In this note, we report the first record of basal synapsids for South America (Fig. 1) and discuss its paleogeographic and temporal implications. These remains come from outcrops assigned to the Buena Vista Formation (Goso et al., 2001; Fig. 2), which filled part of the Paraná Basin during Late Permian and probably Early Triassic (Bossi and Navarro, 1991). The Paranà Basin is one of the major sedimentary basins of Gondwana, covering an area of nearly 1.5 million km2, in Brazil, Argentina, Paraguay and Uruguay (França et al., 1995; Zalán et al., 1990). At the beginning of basin development the Devonian marine and brackish conditions prevailed, but subsequently, during the Late Permian, there was a gradual change to continental sedimentation and the deposition of fossil-bearing red beds. Buena Vista Formation is characterized by reddish fine sandstone interbedded with lenticular clay layers and intraformational conglomerates (Fig. 2), (Bossi and Navarro, 1991; Goso et al., 2001). The paleoenvironment is related to the final withdrawal of the sea, and the upper part of this section is characterized by continental and strong fluvial influences.
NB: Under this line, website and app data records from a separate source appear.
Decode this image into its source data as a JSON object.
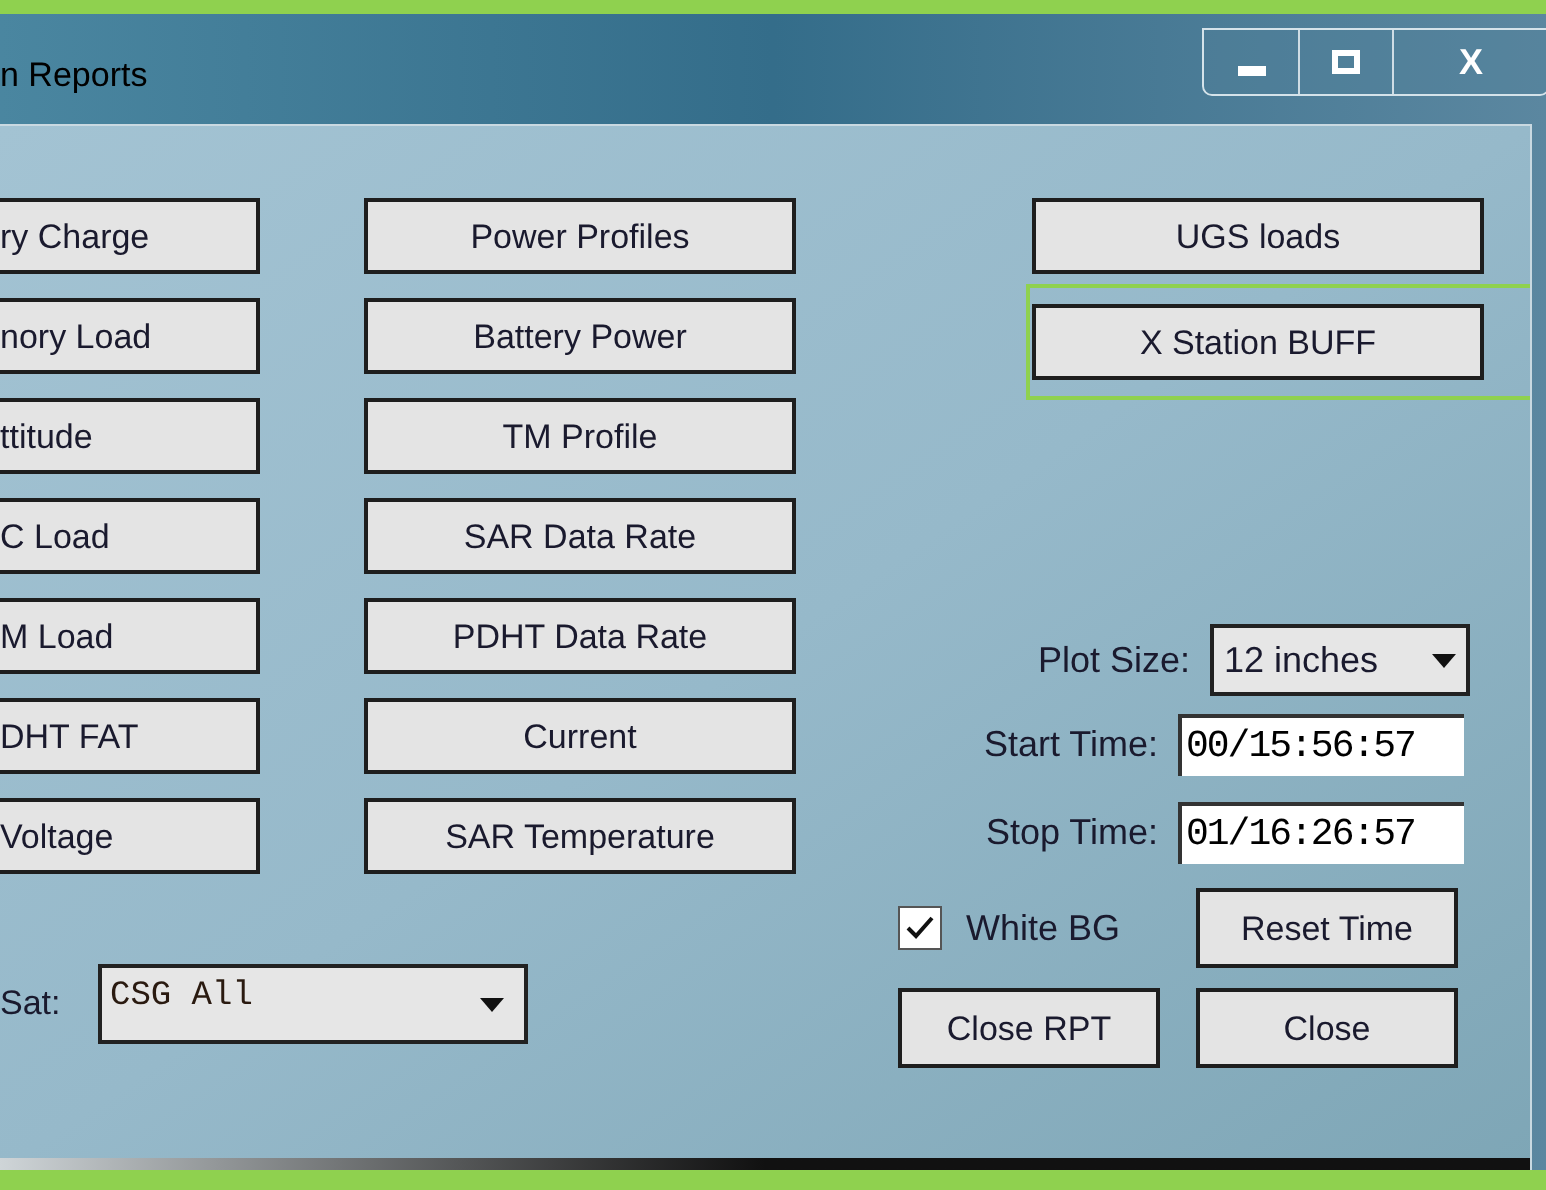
{
  "window": {
    "title": "n Reports",
    "controls": [
      {
        "kind": "minimize"
      },
      {
        "kind": "maximize"
      },
      {
        "kind": "close",
        "label": "X"
      }
    ]
  },
  "report_buttons_left": [
    "ry Charge",
    "nory Load",
    "ttitude",
    "C Load",
    "M Load",
    "DHT FAT",
    "Voltage"
  ],
  "report_buttons_middle": [
    "Power Profiles",
    "Battery Power",
    "TM Profile",
    "SAR Data Rate",
    "PDHT Data Rate",
    "Current",
    "SAR Temperature"
  ],
  "report_buttons_right": [
    {
      "label": "UGS loads",
      "highlighted": false
    },
    {
      "label": "X Station BUFF",
      "highlighted": true
    }
  ],
  "sat": {
    "label": "Sat:",
    "value": "CSG All"
  },
  "plot_size": {
    "label": "Plot Size:",
    "value": "12 inches"
  },
  "start_time": {
    "label": "Start Time:",
    "value": "00/15:56:57"
  },
  "stop_time": {
    "label": "Stop Time:",
    "value": "01/16:26:57"
  },
  "white_bg": {
    "label": "White BG",
    "checked": true
  },
  "buttons": [
    "Reset Time",
    "Close RPT",
    "Close"
  ]
}
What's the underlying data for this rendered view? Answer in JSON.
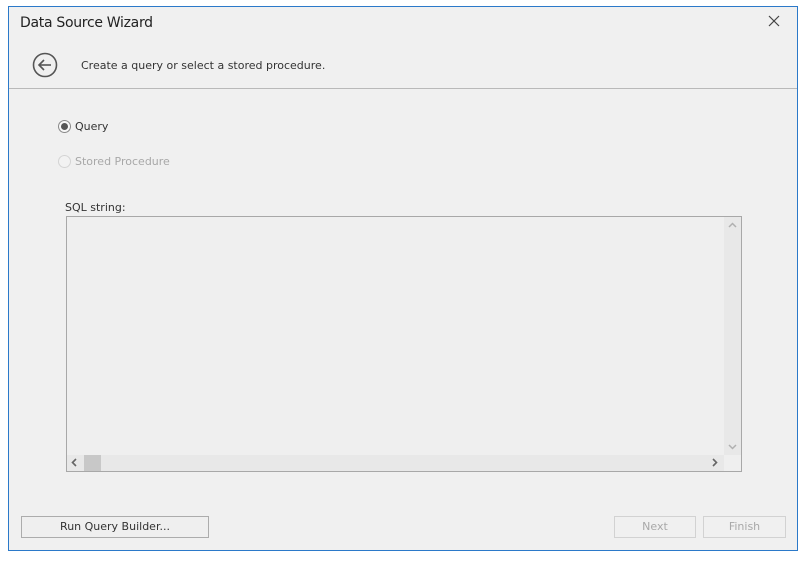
{
  "window": {
    "title": "Data Source Wizard",
    "close_icon": "close-icon",
    "accent_color": "#2b79c9"
  },
  "header": {
    "back_icon": "arrow-left-circle-icon",
    "subtitle": "Create a query or select a stored procedure."
  },
  "options": [
    {
      "label": "Query",
      "checked": true,
      "enabled": true
    },
    {
      "label": "Stored Procedure",
      "checked": false,
      "enabled": false
    }
  ],
  "sql": {
    "label": "SQL string:",
    "value": ""
  },
  "scrollbars": {
    "up_icon": "chevron-up-icon",
    "down_icon": "chevron-down-icon",
    "left_icon": "chevron-left-icon",
    "right_icon": "chevron-right-icon"
  },
  "footer": {
    "run_query_builder": "Run Query Builder...",
    "next": "Next",
    "finish": "Finish"
  }
}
The fossils described in this paper were recovered from the conglomerates in the middle part of the Buena Vista Formation.


Finally, the age of the Buena Vista Formation was based on correlation with Brazilian lithostratigraphic units (Rio do Rasto and Sanga do Cabral Formations), which have been considered as Upper Permian and Permo-Triassic by most authors (Andreis et al., 1980; Acevedo et al., 1985; Barberena et al., 1985; Faccini, 1989) and Sanga do Cabral Formation was recently assigned to the Lower Triassic (Cisneros and Schultz, in press).


there is no other evidence of “pelycosaurs” in strata younger the Upper Permian Tapinocephalus Assemblage Zone of South Africa, the presence of basal synapsids in the Buena Vista Formation could indicates that this unit was deposited initially during the Late Permian. However, if the Lower Triassic age of the Buena Vista Formation suggested by Bossi and Navarro (1991) can be substantiated, the presence of “pelycosaurs” could be explained by two alternative hypotheses: 1) Taking into account the geological setting discussed above, the “pelycosaur” remains could represent Upper Permian materials that have been reworked by the currents that generated the intraconglomerates; 2) the “pelycosaurs” were contemporaneous with the putatively Lower Triassic members of the fauna. The former hypothesis is plausible, given the damage to the extremities of the known elements. The latter hypothesis is equally plausible, yet it implies that the Uruguayan “pelycosaurs” are the youngest known representatives of an otherwise Paleozoic assemblage, greatly extending their temporal range into the beginning of the Triassic.

Look like we need a test for their age much like the one for the Cretaceous dicynodont. IF it is true, then we're likely to have seen some pretty kewl chronological extensions on the basal synapsid line.


ahem. That's a little profound.


Zach said...

Whoa. If this turns out to be valid, I sense a disturbance in the alt-Permian force...!

Will Baird said...

It definitely has some oddball implications. That it's SoAm is VERY interesting.

How are we doing with the alt-Permian?